§ Task instructions: Search the data below for the string "this". Extract every line that contains it.

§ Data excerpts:
++++++++

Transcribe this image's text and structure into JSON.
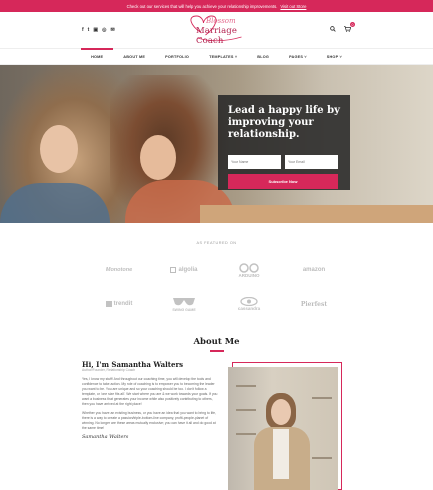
{
  "topbar": {
    "message": "Check out our services that will help you achieve your relationship improvements.",
    "link": "Visit out Store"
  },
  "header": {
    "social_icons": [
      "f",
      "t",
      "▣",
      "◎",
      "✉"
    ],
    "logo_script": "Blossom",
    "logo_main": "Marriage Coach",
    "cart_count": "0"
  },
  "nav": {
    "items": [
      "HOME",
      "ABOUT ME",
      "PORTFOLIO",
      "TEMPLATES ˅",
      "BLOG",
      "PAGES ˅",
      "SHOP ˅"
    ]
  },
  "hero": {
    "heading": "Lead a happy life by improving your relationship.",
    "name_placeholder": "Your Name",
    "email_placeholder": "Your Email",
    "button": "Subscribe Now"
  },
  "featured": {
    "label": "AS FEATURED ON",
    "logos": [
      "Monotone",
      "algolia",
      "ARDUINO",
      "amazon",
      "trendit",
      "SWING GAME",
      "cassandra",
      "Pierfest"
    ]
  },
  "about": {
    "title": "About Me",
    "name": "Hi, I'm Samantha Walters",
    "role": "Author/Founder, Relationship Coach",
    "para1": "Yes, I know my stuff! And throughout our coaching time, you will develop the tools and confidence to take action. My role of coaching is to empower you to becoming the leader you want to be. You are unique and so your coaching should be too. I don't follow a template, or 'one size fits all'. We start where you are & we work towards your goals. If you want a business that generates your income while also positively contributing to others, then you have arrived at the right place!",
    "para2": "Whether you have an existing business, or you have an idea that you want to bring to life, there is a way to create a passion/triple-bottom-line company, profit-people-planet of winning. No longer are these areas mutually exclusive; you can have it all and do good at the same time!",
    "signature": "Samantha Walters"
  },
  "colors": {
    "accent": "#d6285a",
    "dark_panel": "#2b2b2b"
  }
}
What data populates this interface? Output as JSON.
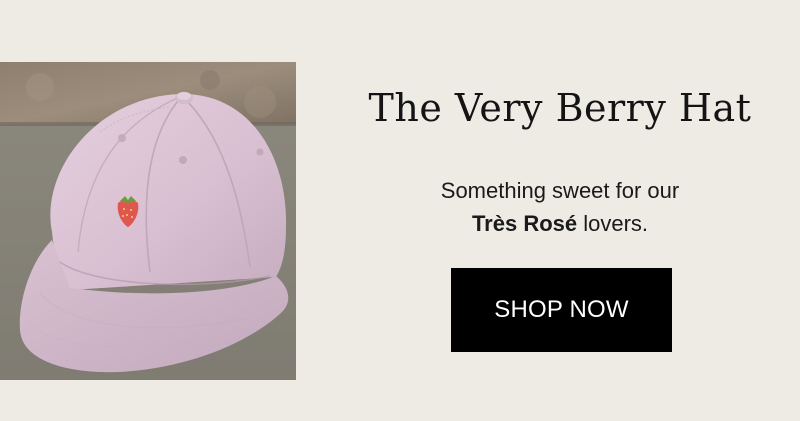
{
  "promo": {
    "headline": "The Very Berry Hat",
    "subhead_line1": "Something sweet for our",
    "subhead_brand": "Très Rosé",
    "subhead_line2_rest": " lovers.",
    "cta_label": "SHOP NOW"
  },
  "image": {
    "subject": "pink-baseball-cap-with-strawberry-embroidery"
  },
  "colors": {
    "background": "#eeebe5",
    "button": "#000000",
    "button_text": "#ffffff",
    "text": "#141414",
    "hat": "#d7bfd0"
  }
}
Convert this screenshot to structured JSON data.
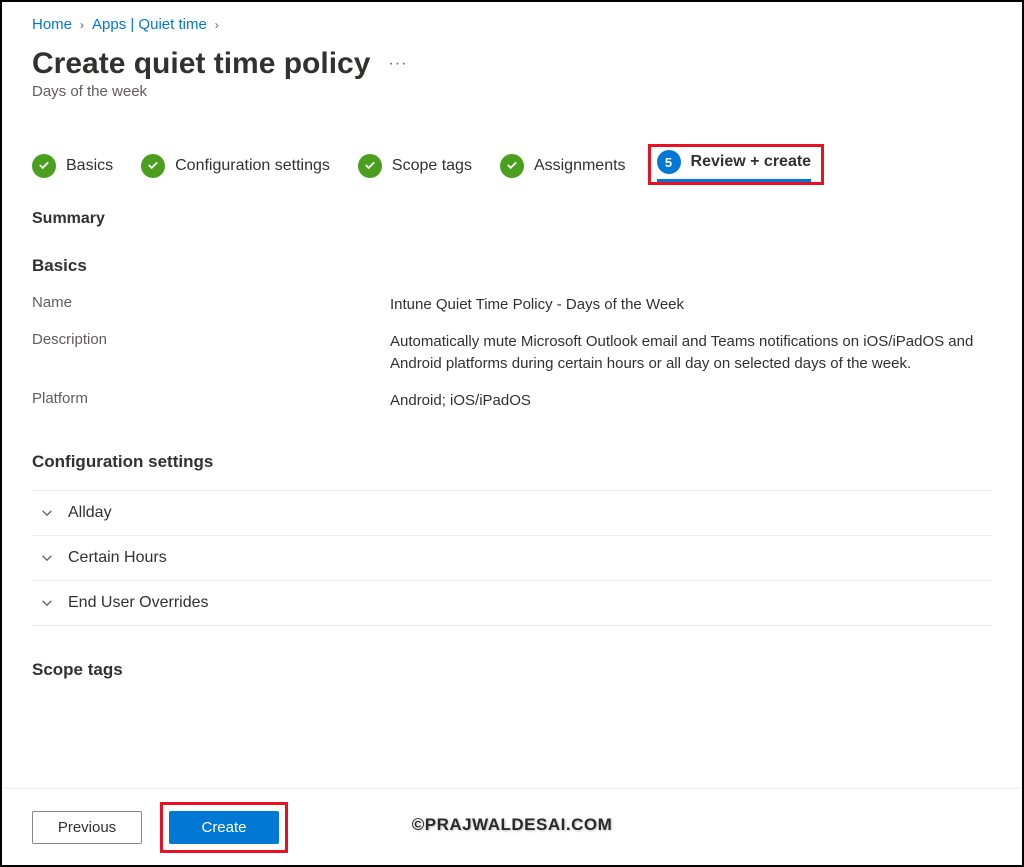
{
  "breadcrumb": {
    "home": "Home",
    "apps": "Apps | Quiet time"
  },
  "header": {
    "title": "Create quiet time policy",
    "subtitle": "Days of the week"
  },
  "wizard": {
    "steps": [
      {
        "label": "Basics"
      },
      {
        "label": "Configuration settings"
      },
      {
        "label": "Scope tags"
      },
      {
        "label": "Assignments"
      }
    ],
    "active_step_number": "5",
    "active_step_label": "Review + create"
  },
  "summary": {
    "title": "Summary",
    "basics": {
      "heading": "Basics",
      "name_label": "Name",
      "name_value": "Intune Quiet Time Policy - Days of the Week",
      "description_label": "Description",
      "description_value": "Automatically mute Microsoft Outlook email and Teams notifications on iOS/iPadOS and Android platforms during certain hours or all day on selected days of the week.",
      "platform_label": "Platform",
      "platform_value": "Android; iOS/iPadOS"
    },
    "config": {
      "heading": "Configuration settings",
      "items": [
        {
          "label": "Allday"
        },
        {
          "label": "Certain Hours"
        },
        {
          "label": "End User Overrides"
        }
      ]
    },
    "scope_heading": "Scope tags"
  },
  "footer": {
    "previous": "Previous",
    "create": "Create"
  },
  "watermark": "©PRAJWALDESAI.COM"
}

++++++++

§ Worked solution:
Transcribe this image's text and structure into JSON.
What data populates this interface? Output as JSON.
Convert this screenshot to structured JSON data.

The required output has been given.